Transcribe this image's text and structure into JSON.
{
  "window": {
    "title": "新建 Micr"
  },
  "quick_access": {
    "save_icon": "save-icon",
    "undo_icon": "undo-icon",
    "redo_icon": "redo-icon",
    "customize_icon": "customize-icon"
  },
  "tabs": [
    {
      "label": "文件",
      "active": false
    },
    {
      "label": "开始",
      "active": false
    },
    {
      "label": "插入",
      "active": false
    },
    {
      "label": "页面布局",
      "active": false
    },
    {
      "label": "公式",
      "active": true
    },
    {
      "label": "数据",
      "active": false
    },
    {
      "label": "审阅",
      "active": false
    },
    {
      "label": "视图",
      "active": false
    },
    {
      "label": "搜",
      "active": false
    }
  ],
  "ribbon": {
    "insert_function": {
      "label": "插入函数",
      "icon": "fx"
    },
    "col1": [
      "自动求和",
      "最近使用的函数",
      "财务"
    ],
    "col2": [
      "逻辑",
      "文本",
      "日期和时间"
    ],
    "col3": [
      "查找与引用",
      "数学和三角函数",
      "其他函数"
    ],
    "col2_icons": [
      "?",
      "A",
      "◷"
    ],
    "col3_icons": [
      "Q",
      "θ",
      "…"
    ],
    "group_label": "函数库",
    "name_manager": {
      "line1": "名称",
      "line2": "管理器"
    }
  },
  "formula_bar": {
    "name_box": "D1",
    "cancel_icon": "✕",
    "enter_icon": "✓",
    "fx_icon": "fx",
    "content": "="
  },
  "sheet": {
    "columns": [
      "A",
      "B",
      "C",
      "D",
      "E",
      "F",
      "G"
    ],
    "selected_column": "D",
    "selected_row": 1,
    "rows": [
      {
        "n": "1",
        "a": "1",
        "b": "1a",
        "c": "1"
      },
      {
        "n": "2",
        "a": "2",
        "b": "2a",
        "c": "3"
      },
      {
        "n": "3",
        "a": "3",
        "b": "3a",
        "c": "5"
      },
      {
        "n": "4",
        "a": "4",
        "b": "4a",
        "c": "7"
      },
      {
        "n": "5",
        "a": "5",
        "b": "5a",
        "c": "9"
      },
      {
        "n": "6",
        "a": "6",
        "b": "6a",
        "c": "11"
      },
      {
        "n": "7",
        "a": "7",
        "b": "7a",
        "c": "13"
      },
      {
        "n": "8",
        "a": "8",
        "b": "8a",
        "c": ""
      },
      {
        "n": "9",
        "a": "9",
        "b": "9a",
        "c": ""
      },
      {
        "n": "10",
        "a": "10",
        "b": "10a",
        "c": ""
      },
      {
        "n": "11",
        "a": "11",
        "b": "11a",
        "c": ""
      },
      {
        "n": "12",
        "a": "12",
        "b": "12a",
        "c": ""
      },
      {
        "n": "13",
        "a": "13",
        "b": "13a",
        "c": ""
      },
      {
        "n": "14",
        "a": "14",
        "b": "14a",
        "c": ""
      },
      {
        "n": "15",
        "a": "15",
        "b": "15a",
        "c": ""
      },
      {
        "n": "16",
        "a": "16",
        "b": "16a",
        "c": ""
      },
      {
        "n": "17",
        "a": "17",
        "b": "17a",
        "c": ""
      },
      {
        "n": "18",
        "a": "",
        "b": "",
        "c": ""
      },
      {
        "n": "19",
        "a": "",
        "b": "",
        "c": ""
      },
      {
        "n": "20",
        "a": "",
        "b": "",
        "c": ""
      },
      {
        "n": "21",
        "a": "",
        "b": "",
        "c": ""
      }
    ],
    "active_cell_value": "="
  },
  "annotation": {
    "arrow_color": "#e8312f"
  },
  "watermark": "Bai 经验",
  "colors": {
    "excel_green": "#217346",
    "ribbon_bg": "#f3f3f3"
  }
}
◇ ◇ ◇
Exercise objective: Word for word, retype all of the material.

Response area:
Transcribe this image's text and structure into JSON.
{
  "window": {
    "title": "新建 Micr"
  },
  "quick_access": {
    "save_icon": "save-icon",
    "undo_icon": "undo-icon",
    "redo_icon": "redo-icon",
    "customize_icon": "customize-icon"
  },
  "tabs": [
    {
      "label": "文件",
      "active": false
    },
    {
      "label": "开始",
      "active": false
    },
    {
      "label": "插入",
      "active": false
    },
    {
      "label": "页面布局",
      "active": false
    },
    {
      "label": "公式",
      "active": true
    },
    {
      "label": "数据",
      "active": false
    },
    {
      "label": "审阅",
      "active": false
    },
    {
      "label": "视图",
      "active": false
    },
    {
      "label": "搜",
      "active": false
    }
  ],
  "ribbon": {
    "insert_function": {
      "label": "插入函数",
      "icon": "fx"
    },
    "col1": [
      "自动求和",
      "最近使用的函数",
      "财务"
    ],
    "col2": [
      "逻辑",
      "文本",
      "日期和时间"
    ],
    "col3": [
      "查找与引用",
      "数学和三角函数",
      "其他函数"
    ],
    "col2_icons": [
      "?",
      "A",
      "◷"
    ],
    "col3_icons": [
      "Q",
      "θ",
      "…"
    ],
    "group_label": "函数库",
    "name_manager": {
      "line1": "名称",
      "line2": "管理器"
    }
  },
  "formula_bar": {
    "name_box": "D1",
    "cancel_icon": "✕",
    "enter_icon": "✓",
    "fx_icon": "fx",
    "content": "="
  },
  "sheet": {
    "columns": [
      "A",
      "B",
      "C",
      "D",
      "E",
      "F",
      "G"
    ],
    "selected_column": "D",
    "selected_row": 1,
    "rows": [
      {
        "n": "1",
        "a": "1",
        "b": "1a",
        "c": "1"
      },
      {
        "n": "2",
        "a": "2",
        "b": "2a",
        "c": "3"
      },
      {
        "n": "3",
        "a": "3",
        "b": "3a",
        "c": "5"
      },
      {
        "n": "4",
        "a": "4",
        "b": "4a",
        "c": "7"
      },
      {
        "n": "5",
        "a": "5",
        "b": "5a",
        "c": "9"
      },
      {
        "n": "6",
        "a": "6",
        "b": "6a",
        "c": "11"
      },
      {
        "n": "7",
        "a": "7",
        "b": "7a",
        "c": "13"
      },
      {
        "n": "8",
        "a": "8",
        "b": "8a",
        "c": ""
      },
      {
        "n": "9",
        "a": "9",
        "b": "9a",
        "c": ""
      },
      {
        "n": "10",
        "a": "10",
        "b": "10a",
        "c": ""
      },
      {
        "n": "11",
        "a": "11",
        "b": "11a",
        "c": ""
      },
      {
        "n": "12",
        "a": "12",
        "b": "12a",
        "c": ""
      },
      {
        "n": "13",
        "a": "13",
        "b": "13a",
        "c": ""
      },
      {
        "n": "14",
        "a": "14",
        "b": "14a",
        "c": ""
      },
      {
        "n": "15",
        "a": "15",
        "b": "15a",
        "c": ""
      },
      {
        "n": "16",
        "a": "16",
        "b": "16a",
        "c": ""
      },
      {
        "n": "17",
        "a": "17",
        "b": "17a",
        "c": ""
      },
      {
        "n": "18",
        "a": "",
        "b": "",
        "c": ""
      },
      {
        "n": "19",
        "a": "",
        "b": "",
        "c": ""
      },
      {
        "n": "20",
        "a": "",
        "b": "",
        "c": ""
      },
      {
        "n": "21",
        "a": "",
        "b": "",
        "c": ""
      }
    ],
    "active_cell_value": "="
  },
  "annotation": {
    "arrow_color": "#e8312f"
  },
  "watermark": "Bai 经验",
  "colors": {
    "excel_green": "#217346",
    "ribbon_bg": "#f3f3f3"
  }
}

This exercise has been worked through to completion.